In New Zealand we need to have a more honest discussion about breast cancer screening. We are not doing women, or the population in general, any favours by not acknowledging the uncertainties and disagreements in this area. There is unlikely to be any ‘magic bullet’ piece of evidence that will resolve the controversies about breast cancer screening, so we need to start thinking about a more sophisticated way to talk to women, to acknowledge the limits of research and scientific understanding and to convey that an informed choice not to participate in screening is as valid and sensible as a choice to screen.
1. The Independent UK Panel on Breast Cancer Screening. The benefits and harms of breast cancer screening: an independent review. Lancet 2012;380: 1778-86.
2. Biller-Andorno N, Juni P. Abolishing mammography screening programs? A view from the Swiss Medical Board. N Engl J Med 2014;370:1965-7.
3. Woods WG, Gao RN, Shuster JJ, et al. Screening of infants and mortality due to neuroblastoma. N Engl J Med 2002;346:1041-6.
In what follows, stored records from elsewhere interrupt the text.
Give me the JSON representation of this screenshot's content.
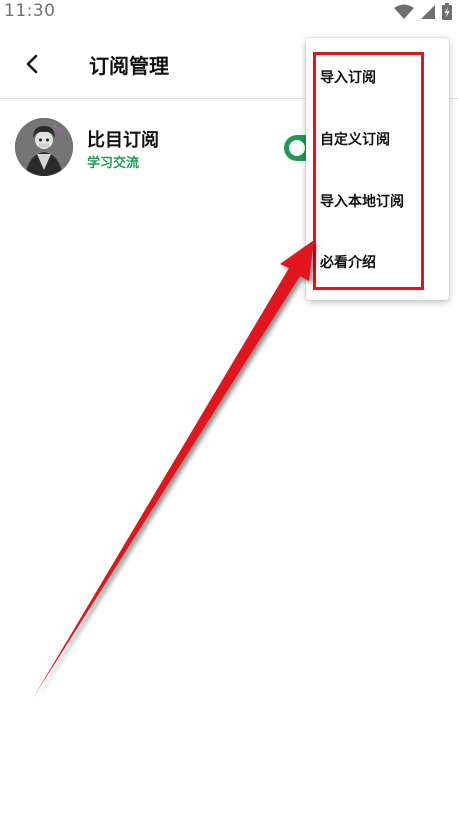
{
  "status_bar": {
    "time": "11:30",
    "icons": [
      "wifi-icon",
      "cell-signal-icon",
      "battery-charging-icon"
    ]
  },
  "app_bar": {
    "back_icon": "chevron-left-icon",
    "title": "订阅管理"
  },
  "subscriptions": [
    {
      "name": "比目订阅",
      "tag": "学习交流",
      "enabled": true,
      "tag_color": "#1d9e55",
      "toggle_color": "#1e9a56"
    }
  ],
  "popup_menu": {
    "items": [
      {
        "label": "导入订阅"
      },
      {
        "label": "自定义订阅"
      },
      {
        "label": "导入本地订阅"
      },
      {
        "label": "必看介绍"
      }
    ]
  },
  "annotation": {
    "highlight_color": "#e0161b",
    "arrow_color": "#e0161b"
  }
}
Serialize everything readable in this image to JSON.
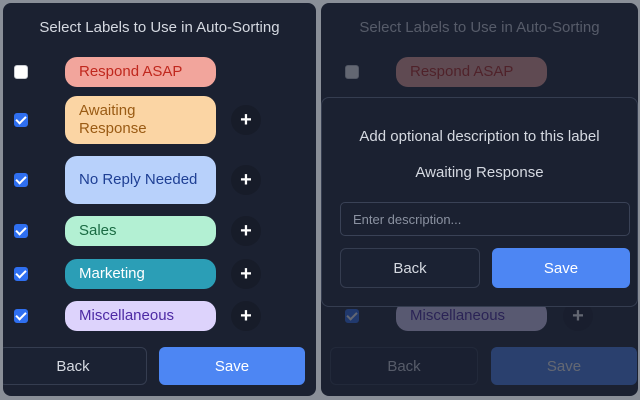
{
  "colors": {
    "panel_bg": "#1b2131",
    "accent": "#4d86f3",
    "checkbox_checked": "#2f6ff0"
  },
  "label_picker": {
    "title": "Select Labels to Use in Auto-Sorting",
    "labels": [
      {
        "name": "Respond ASAP",
        "checked": false,
        "has_add": false,
        "bg": "#f2a59c",
        "fg": "#c0281e"
      },
      {
        "name": "Awaiting Response",
        "checked": true,
        "has_add": true,
        "bg": "#fbd5a4",
        "fg": "#9a5b14"
      },
      {
        "name": "No Reply Needed",
        "checked": true,
        "has_add": true,
        "bg": "#b8d1fb",
        "fg": "#1e3f94"
      },
      {
        "name": "Sales",
        "checked": true,
        "has_add": true,
        "bg": "#b3f0d3",
        "fg": "#1a6b43"
      },
      {
        "name": "Marketing",
        "checked": true,
        "has_add": true,
        "bg": "#2b9eb6",
        "fg": "#ffffff"
      },
      {
        "name": "Miscellaneous",
        "checked": true,
        "has_add": true,
        "bg": "#ddd3fc",
        "fg": "#4d2aa4"
      }
    ],
    "add_symbol": "+",
    "back_label": "Back",
    "save_label": "Save"
  },
  "description_modal": {
    "title": "Add optional description to this label",
    "label_name": "Awaiting Response",
    "input_placeholder": "Enter description...",
    "input_value": "",
    "back_label": "Back",
    "save_label": "Save"
  }
}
4. Schilling FH, Spix C, Berthold F, et al. Neuroblastoma screening at one year of age. N Engl J Med 2002;346:1047-53.
5. Katanoda K, Hayashi K, Yamamoto K, Sobue T. Secular trends in neuroblastoma mortality before and after the cessation of national mass screening in Japan. Journal of Epidemiology / Japan Epidemiological Association 2009;19:266-70.
6. Canadian Task Force on Preventive Health C, Tonelli M, Connor Gorber S, et al. Recommendations on screening for breast cancer in average-risk women aged 40-74 years. CMAJ 2011;183:1991-2001.
7. Nelson HD, Tyne K, Naik A, Bougatsos C, Chan BK, Humphrey L. Screening for Breast Cancer: An Update for the US Preventive Services Task Force. Annals of Internal Medicine 2009;151:727-W242.
8. Gigerenzer G. Breast cancer screening pamphlets mislead women. BMJ 2014;348:g2636.
9. Sarfati D, Howden-Chapman P, Woodward A, Salmond C. Does the frame affect the picture? A study into how attitudes to screening for cancer are affected by the way benefits are expressed. J Med Screen 1998;5:137-40.